Return all the entries. Match them word for word.
########
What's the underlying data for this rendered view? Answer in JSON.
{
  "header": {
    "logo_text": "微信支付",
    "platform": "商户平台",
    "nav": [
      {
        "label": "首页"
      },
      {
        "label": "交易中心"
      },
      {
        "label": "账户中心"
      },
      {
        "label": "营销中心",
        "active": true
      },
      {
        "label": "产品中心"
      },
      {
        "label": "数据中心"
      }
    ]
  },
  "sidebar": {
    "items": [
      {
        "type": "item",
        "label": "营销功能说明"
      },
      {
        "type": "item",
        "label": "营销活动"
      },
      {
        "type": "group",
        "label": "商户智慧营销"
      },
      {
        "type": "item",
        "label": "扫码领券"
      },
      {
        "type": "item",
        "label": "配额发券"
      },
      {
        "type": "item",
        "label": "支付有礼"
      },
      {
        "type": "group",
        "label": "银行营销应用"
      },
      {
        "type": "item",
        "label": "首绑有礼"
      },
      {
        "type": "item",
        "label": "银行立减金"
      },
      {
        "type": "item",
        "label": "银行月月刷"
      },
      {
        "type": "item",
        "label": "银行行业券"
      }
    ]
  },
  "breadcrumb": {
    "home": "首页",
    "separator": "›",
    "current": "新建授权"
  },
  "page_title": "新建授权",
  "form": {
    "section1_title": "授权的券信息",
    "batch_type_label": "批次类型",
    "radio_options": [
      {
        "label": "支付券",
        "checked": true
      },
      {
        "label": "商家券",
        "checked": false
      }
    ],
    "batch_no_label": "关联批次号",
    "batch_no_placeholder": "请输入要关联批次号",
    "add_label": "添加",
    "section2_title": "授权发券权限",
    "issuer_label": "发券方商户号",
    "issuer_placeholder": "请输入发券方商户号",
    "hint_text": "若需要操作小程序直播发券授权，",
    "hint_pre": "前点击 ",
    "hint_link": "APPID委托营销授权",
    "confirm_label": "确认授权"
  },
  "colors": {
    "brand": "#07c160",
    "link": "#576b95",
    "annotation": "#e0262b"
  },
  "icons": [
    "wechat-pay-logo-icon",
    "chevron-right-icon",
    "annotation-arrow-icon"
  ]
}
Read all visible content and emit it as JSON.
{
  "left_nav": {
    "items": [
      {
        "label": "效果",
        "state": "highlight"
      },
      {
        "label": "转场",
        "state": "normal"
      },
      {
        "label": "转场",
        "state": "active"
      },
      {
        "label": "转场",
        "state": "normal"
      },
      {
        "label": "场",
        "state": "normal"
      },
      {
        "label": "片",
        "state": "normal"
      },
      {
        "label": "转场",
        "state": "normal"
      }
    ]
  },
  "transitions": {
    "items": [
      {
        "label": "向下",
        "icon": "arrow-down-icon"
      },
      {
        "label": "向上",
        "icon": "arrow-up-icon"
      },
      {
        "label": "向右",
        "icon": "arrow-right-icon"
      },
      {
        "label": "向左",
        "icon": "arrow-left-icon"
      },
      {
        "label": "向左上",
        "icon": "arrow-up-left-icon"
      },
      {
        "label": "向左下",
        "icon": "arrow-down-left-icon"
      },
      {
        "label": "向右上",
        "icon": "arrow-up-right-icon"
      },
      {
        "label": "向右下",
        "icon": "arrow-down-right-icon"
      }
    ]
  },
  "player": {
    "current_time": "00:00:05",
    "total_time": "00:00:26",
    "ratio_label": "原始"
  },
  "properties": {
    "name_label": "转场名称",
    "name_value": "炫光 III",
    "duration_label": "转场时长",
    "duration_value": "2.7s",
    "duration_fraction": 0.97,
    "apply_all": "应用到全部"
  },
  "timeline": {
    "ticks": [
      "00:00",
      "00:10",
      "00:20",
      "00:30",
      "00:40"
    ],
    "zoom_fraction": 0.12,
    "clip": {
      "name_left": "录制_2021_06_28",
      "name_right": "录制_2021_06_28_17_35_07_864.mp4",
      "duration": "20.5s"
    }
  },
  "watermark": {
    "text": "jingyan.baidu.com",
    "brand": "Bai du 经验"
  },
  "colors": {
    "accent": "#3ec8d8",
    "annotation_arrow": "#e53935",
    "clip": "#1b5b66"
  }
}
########
[Solution below]:
What's the underlying data for this rendered view? Answer in JSON.
{
  "header": {
    "logo_text": "微信支付",
    "platform": "商户平台",
    "nav": [
      {
        "label": "首页"
      },
      {
        "label": "交易中心"
      },
      {
        "label": "账户中心"
      },
      {
        "label": "营销中心",
        "active": true
      },
      {
        "label": "产品中心"
      },
      {
        "label": "数据中心"
      }
    ]
  },
  "sidebar": {
    "items": [
      {
        "type": "item",
        "label": "营销功能说明"
      },
      {
        "type": "item",
        "label": "营销活动"
      },
      {
        "type": "group",
        "label": "商户智慧营销"
      },
      {
        "type": "item",
        "label": "扫码领券"
      },
      {
        "type": "item",
        "label": "配额发券"
      },
      {
        "type": "item",
        "label": "支付有礼"
      },
      {
        "type": "group",
        "label": "银行营销应用"
      },
      {
        "type": "item",
        "label": "首绑有礼"
      },
      {
        "type": "item",
        "label": "银行立减金"
      },
      {
        "type": "item",
        "label": "银行月月刷"
      },
      {
        "type": "item",
        "label": "银行行业券"
      }
    ]
  },
  "breadcrumb": {
    "home": "首页",
    "separator": "›",
    "current": "新建授权"
  },
  "page_title": "新建授权",
  "form": {
    "section1_title": "授权的券信息",
    "batch_type_label": "批次类型",
    "radio_options": [
      {
        "label": "支付券",
        "checked": true
      },
      {
        "label": "商家券",
        "checked": false
      }
    ],
    "batch_no_label": "关联批次号",
    "batch_no_placeholder": "请输入要关联批次号",
    "add_label": "添加",
    "section2_title": "授权发券权限",
    "issuer_label": "发券方商户号",
    "issuer_placeholder": "请输入发券方商户号",
    "hint_text": "若需要操作小程序直播发券授权，",
    "hint_pre": "前点击 ",
    "hint_link": "APPID委托营销授权",
    "confirm_label": "确认授权"
  },
  "colors": {
    "brand": "#07c160",
    "link": "#576b95",
    "annotation": "#e0262b"
  },
  "icons": [
    "wechat-pay-logo-icon",
    "chevron-right-icon",
    "annotation-arrow-icon"
  ]
}
Read all visible content and emit it as JSON.
{
  "left_nav": {
    "items": [
      {
        "label": "效果",
        "state": "highlight"
      },
      {
        "label": "转场",
        "state": "normal"
      },
      {
        "label": "转场",
        "state": "active"
      },
      {
        "label": "转场",
        "state": "normal"
      },
      {
        "label": "场",
        "state": "normal"
      },
      {
        "label": "片",
        "state": "normal"
      },
      {
        "label": "转场",
        "state": "normal"
      }
    ]
  },
  "transitions": {
    "items": [
      {
        "label": "向下",
        "icon": "arrow-down-icon"
      },
      {
        "label": "向上",
        "icon": "arrow-up-icon"
      },
      {
        "label": "向右",
        "icon": "arrow-right-icon"
      },
      {
        "label": "向左",
        "icon": "arrow-left-icon"
      },
      {
        "label": "向左上",
        "icon": "arrow-up-left-icon"
      },
      {
        "label": "向左下",
        "icon": "arrow-down-left-icon"
      },
      {
        "label": "向右上",
        "icon": "arrow-up-right-icon"
      },
      {
        "label": "向右下",
        "icon": "arrow-down-right-icon"
      }
    ]
  },
  "player": {
    "current_time": "00:00:05",
    "total_time": "00:00:26",
    "ratio_label": "原始"
  },
  "properties": {
    "name_label": "转场名称",
    "name_value": "炫光 III",
    "duration_label": "转场时长",
    "duration_value": "2.7s",
    "duration_fraction": 0.97,
    "apply_all": "应用到全部"
  },
  "timeline": {
    "ticks": [
      "00:00",
      "00:10",
      "00:20",
      "00:30",
      "00:40"
    ],
    "zoom_fraction": 0.12,
    "clip": {
      "name_left": "录制_2021_06_28",
      "name_right": "录制_2021_06_28_17_35_07_864.mp4",
      "duration": "20.5s"
    }
  },
  "watermark": {
    "text": "jingyan.baidu.com",
    "brand": "Bai du 经验"
  },
  "colors": {
    "accent": "#3ec8d8",
    "annotation_arrow": "#e53935",
    "clip": "#1b5b66"
  }
}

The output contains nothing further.